── Input for this task ──

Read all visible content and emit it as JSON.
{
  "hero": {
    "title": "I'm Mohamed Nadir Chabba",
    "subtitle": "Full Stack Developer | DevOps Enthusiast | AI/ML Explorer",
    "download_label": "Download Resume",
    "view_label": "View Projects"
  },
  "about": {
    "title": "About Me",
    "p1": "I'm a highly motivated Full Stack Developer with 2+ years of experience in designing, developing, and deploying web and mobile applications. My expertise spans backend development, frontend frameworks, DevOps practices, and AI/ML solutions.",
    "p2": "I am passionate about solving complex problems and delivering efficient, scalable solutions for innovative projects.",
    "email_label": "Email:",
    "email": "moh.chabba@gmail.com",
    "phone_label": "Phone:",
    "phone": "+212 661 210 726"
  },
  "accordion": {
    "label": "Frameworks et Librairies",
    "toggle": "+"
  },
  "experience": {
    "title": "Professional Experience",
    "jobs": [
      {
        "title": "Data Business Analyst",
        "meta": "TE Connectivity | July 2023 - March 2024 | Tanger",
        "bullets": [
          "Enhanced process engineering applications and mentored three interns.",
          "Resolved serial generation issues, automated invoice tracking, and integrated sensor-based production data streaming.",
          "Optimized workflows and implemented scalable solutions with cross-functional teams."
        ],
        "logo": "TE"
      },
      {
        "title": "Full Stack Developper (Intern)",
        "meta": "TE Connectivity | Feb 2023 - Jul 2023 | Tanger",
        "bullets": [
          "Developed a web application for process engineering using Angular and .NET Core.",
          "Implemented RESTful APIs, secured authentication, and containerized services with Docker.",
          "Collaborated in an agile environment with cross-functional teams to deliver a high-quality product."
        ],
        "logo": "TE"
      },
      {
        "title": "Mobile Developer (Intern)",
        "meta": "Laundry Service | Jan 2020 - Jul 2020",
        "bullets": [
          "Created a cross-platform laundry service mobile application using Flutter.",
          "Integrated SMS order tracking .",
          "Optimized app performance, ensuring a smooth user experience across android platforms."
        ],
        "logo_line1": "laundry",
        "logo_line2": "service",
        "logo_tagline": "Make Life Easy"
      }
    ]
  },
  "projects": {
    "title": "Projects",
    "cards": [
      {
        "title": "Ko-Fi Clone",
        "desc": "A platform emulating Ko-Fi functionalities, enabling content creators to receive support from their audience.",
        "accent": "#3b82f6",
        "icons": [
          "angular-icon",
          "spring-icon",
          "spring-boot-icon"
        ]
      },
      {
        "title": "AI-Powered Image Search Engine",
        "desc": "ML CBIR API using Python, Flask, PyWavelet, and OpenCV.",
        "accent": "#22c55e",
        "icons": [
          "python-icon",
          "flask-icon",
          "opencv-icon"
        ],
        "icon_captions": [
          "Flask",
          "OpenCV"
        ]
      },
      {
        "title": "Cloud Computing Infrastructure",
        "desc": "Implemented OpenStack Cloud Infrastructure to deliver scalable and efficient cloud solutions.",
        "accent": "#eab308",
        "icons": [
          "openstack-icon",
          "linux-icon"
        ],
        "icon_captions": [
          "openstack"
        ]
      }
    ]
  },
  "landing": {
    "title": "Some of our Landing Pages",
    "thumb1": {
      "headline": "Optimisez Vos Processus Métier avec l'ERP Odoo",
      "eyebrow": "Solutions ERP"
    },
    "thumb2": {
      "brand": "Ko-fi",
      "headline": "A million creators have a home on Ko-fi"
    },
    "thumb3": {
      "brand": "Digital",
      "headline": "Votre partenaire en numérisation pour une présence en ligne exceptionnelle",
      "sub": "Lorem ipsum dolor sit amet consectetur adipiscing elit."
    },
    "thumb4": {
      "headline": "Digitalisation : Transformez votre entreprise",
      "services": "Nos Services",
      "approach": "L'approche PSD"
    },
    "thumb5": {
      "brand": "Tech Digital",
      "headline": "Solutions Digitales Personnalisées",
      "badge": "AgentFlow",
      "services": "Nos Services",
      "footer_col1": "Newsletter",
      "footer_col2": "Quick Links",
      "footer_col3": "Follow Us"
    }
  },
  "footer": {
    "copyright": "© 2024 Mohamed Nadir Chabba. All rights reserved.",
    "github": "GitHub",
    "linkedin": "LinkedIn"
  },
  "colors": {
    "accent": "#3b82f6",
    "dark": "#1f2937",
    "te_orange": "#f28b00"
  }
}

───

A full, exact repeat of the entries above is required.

Read all visible content and emit it as JSON.
{
  "hero": {
    "title": "I'm Mohamed Nadir Chabba",
    "subtitle": "Full Stack Developer | DevOps Enthusiast | AI/ML Explorer",
    "download_label": "Download Resume",
    "view_label": "View Projects"
  },
  "about": {
    "title": "About Me",
    "p1": "I'm a highly motivated Full Stack Developer with 2+ years of experience in designing, developing, and deploying web and mobile applications. My expertise spans backend development, frontend frameworks, DevOps practices, and AI/ML solutions.",
    "p2": "I am passionate about solving complex problems and delivering efficient, scalable solutions for innovative projects.",
    "email_label": "Email:",
    "email": "moh.chabba@gmail.com",
    "phone_label": "Phone:",
    "phone": "+212 661 210 726"
  },
  "accordion": {
    "label": "Frameworks et Librairies",
    "toggle": "+"
  },
  "experience": {
    "title": "Professional Experience",
    "jobs": [
      {
        "title": "Data Business Analyst",
        "meta": "TE Connectivity | July 2023 - March 2024 | Tanger",
        "bullets": [
          "Enhanced process engineering applications and mentored three interns.",
          "Resolved serial generation issues, automated invoice tracking, and integrated sensor-based production data streaming.",
          "Optimized workflows and implemented scalable solutions with cross-functional teams."
        ],
        "logo": "TE"
      },
      {
        "title": "Full Stack Developper (Intern)",
        "meta": "TE Connectivity | Feb 2023 - Jul 2023 | Tanger",
        "bullets": [
          "Developed a web application for process engineering using Angular and .NET Core.",
          "Implemented RESTful APIs, secured authentication, and containerized services with Docker.",
          "Collaborated in an agile environment with cross-functional teams to deliver a high-quality product."
        ],
        "logo": "TE"
      },
      {
        "title": "Mobile Developer (Intern)",
        "meta": "Laundry Service | Jan 2020 - Jul 2020",
        "bullets": [
          "Created a cross-platform laundry service mobile application using Flutter.",
          "Integrated SMS order tracking .",
          "Optimized app performance, ensuring a smooth user experience across android platforms."
        ],
        "logo_line1": "laundry",
        "logo_line2": "service",
        "logo_tagline": "Make Life Easy"
      }
    ]
  },
  "projects": {
    "title": "Projects",
    "cards": [
      {
        "title": "Ko-Fi Clone",
        "desc": "A platform emulating Ko-Fi functionalities, enabling content creators to receive support from their audience.",
        "accent": "#3b82f6",
        "icons": [
          "angular-icon",
          "spring-icon",
          "spring-boot-icon"
        ]
      },
      {
        "title": "AI-Powered Image Search Engine",
        "desc": "ML CBIR API using Python, Flask, PyWavelet, and OpenCV.",
        "accent": "#22c55e",
        "icons": [
          "python-icon",
          "flask-icon",
          "opencv-icon"
        ],
        "icon_captions": [
          "Flask",
          "OpenCV"
        ]
      },
      {
        "title": "Cloud Computing Infrastructure",
        "desc": "Implemented OpenStack Cloud Infrastructure to deliver scalable and efficient cloud solutions.",
        "accent": "#eab308",
        "icons": [
          "openstack-icon",
          "linux-icon"
        ],
        "icon_captions": [
          "openstack"
        ]
      }
    ]
  },
  "landing": {
    "title": "Some of our Landing Pages",
    "thumb1": {
      "headline": "Optimisez Vos Processus Métier avec l'ERP Odoo",
      "eyebrow": "Solutions ERP"
    },
    "thumb2": {
      "brand": "Ko-fi",
      "headline": "A million creators have a home on Ko-fi"
    },
    "thumb3": {
      "brand": "Digital",
      "headline": "Votre partenaire en numérisation pour une présence en ligne exceptionnelle",
      "sub": "Lorem ipsum dolor sit amet consectetur adipiscing elit."
    },
    "thumb4": {
      "headline": "Digitalisation : Transformez votre entreprise",
      "services": "Nos Services",
      "approach": "L'approche PSD"
    },
    "thumb5": {
      "brand": "Tech Digital",
      "headline": "Solutions Digitales Personnalisées",
      "badge": "AgentFlow",
      "services": "Nos Services",
      "footer_col1": "Newsletter",
      "footer_col2": "Quick Links",
      "footer_col3": "Follow Us"
    }
  },
  "footer": {
    "copyright": "© 2024 Mohamed Nadir Chabba. All rights reserved.",
    "github": "GitHub",
    "linkedin": "LinkedIn"
  },
  "colors": {
    "accent": "#3b82f6",
    "dark": "#1f2937",
    "te_orange": "#f28b00"
  }
}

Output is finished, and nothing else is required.